• The records:

|---|

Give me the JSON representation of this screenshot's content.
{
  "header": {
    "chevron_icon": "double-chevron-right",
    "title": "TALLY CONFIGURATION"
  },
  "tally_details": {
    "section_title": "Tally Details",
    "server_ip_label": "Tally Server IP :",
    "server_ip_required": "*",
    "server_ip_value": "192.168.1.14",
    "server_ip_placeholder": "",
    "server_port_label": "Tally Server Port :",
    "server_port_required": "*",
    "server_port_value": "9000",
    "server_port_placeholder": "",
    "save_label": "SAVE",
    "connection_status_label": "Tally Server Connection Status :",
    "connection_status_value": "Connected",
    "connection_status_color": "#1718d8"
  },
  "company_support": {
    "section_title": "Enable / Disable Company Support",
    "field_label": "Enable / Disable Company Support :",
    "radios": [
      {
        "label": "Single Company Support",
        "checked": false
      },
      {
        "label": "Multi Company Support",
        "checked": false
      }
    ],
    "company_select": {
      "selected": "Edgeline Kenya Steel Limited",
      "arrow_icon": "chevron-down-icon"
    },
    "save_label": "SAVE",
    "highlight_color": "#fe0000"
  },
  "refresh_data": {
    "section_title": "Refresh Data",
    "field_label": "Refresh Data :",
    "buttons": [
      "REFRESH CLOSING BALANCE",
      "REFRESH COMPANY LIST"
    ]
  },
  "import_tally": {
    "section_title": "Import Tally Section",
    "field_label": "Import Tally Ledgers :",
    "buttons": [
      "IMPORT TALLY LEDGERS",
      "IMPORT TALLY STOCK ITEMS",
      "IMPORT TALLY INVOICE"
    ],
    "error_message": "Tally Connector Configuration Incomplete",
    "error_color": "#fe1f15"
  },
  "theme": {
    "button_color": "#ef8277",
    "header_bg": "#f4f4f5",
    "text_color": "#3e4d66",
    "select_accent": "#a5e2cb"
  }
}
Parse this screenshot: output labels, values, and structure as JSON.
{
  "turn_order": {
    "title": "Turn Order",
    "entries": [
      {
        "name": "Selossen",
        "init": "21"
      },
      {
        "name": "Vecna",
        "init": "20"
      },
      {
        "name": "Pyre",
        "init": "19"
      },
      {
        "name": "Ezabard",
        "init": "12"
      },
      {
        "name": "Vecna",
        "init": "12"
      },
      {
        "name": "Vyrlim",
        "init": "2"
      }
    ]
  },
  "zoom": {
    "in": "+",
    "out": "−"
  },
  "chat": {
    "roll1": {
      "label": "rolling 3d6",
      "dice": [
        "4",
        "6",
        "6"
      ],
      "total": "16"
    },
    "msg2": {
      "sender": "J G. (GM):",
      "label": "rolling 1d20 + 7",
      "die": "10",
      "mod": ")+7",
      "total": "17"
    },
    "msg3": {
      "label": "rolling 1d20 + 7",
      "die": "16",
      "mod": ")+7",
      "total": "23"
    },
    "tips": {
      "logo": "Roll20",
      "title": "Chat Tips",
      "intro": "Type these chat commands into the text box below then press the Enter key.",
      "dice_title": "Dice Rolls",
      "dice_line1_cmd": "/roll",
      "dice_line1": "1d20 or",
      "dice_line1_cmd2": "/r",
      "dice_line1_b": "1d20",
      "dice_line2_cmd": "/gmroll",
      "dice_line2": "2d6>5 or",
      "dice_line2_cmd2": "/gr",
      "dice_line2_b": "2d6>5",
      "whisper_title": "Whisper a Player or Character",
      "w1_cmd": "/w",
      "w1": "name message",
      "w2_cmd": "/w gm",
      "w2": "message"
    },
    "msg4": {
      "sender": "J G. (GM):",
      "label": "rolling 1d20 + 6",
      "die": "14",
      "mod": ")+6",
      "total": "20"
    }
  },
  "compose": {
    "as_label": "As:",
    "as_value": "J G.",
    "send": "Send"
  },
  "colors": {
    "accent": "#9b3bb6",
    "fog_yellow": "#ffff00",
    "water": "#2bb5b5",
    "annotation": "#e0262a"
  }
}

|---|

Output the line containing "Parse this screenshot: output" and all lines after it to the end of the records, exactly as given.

• Expected answer:
Parse this screenshot: output labels, values, and structure as JSON.
{
  "turn_order": {
    "title": "Turn Order",
    "entries": [
      {
        "name": "Selossen",
        "init": "21"
      },
      {
        "name": "Vecna",
        "init": "20"
      },
      {
        "name": "Pyre",
        "init": "19"
      },
      {
        "name": "Ezabard",
        "init": "12"
      },
      {
        "name": "Vecna",
        "init": "12"
      },
      {
        "name": "Vyrlim",
        "init": "2"
      }
    ]
  },
  "zoom": {
    "in": "+",
    "out": "−"
  },
  "chat": {
    "roll1": {
      "label": "rolling 3d6",
      "dice": [
        "4",
        "6",
        "6"
      ],
      "total": "16"
    },
    "msg2": {
      "sender": "J G. (GM):",
      "label": "rolling 1d20 + 7",
      "die": "10",
      "mod": ")+7",
      "total": "17"
    },
    "msg3": {
      "label": "rolling 1d20 + 7",
      "die": "16",
      "mod": ")+7",
      "total": "23"
    },
    "tips": {
      "logo": "Roll20",
      "title": "Chat Tips",
      "intro": "Type these chat commands into the text box below then press the Enter key.",
      "dice_title": "Dice Rolls",
      "dice_line1_cmd": "/roll",
      "dice_line1": "1d20 or",
      "dice_line1_cmd2": "/r",
      "dice_line1_b": "1d20",
      "dice_line2_cmd": "/gmroll",
      "dice_line2": "2d6>5 or",
      "dice_line2_cmd2": "/gr",
      "dice_line2_b": "2d6>5",
      "whisper_title": "Whisper a Player or Character",
      "w1_cmd": "/w",
      "w1": "name message",
      "w2_cmd": "/w gm",
      "w2": "message"
    },
    "msg4": {
      "sender": "J G. (GM):",
      "label": "rolling 1d20 + 6",
      "die": "14",
      "mod": ")+6",
      "total": "20"
    }
  },
  "compose": {
    "as_label": "As:",
    "as_value": "J G.",
    "send": "Send"
  },
  "colors": {
    "accent": "#9b3bb6",
    "fog_yellow": "#ffff00",
    "water": "#2bb5b5",
    "annotation": "#e0262a"
  }
}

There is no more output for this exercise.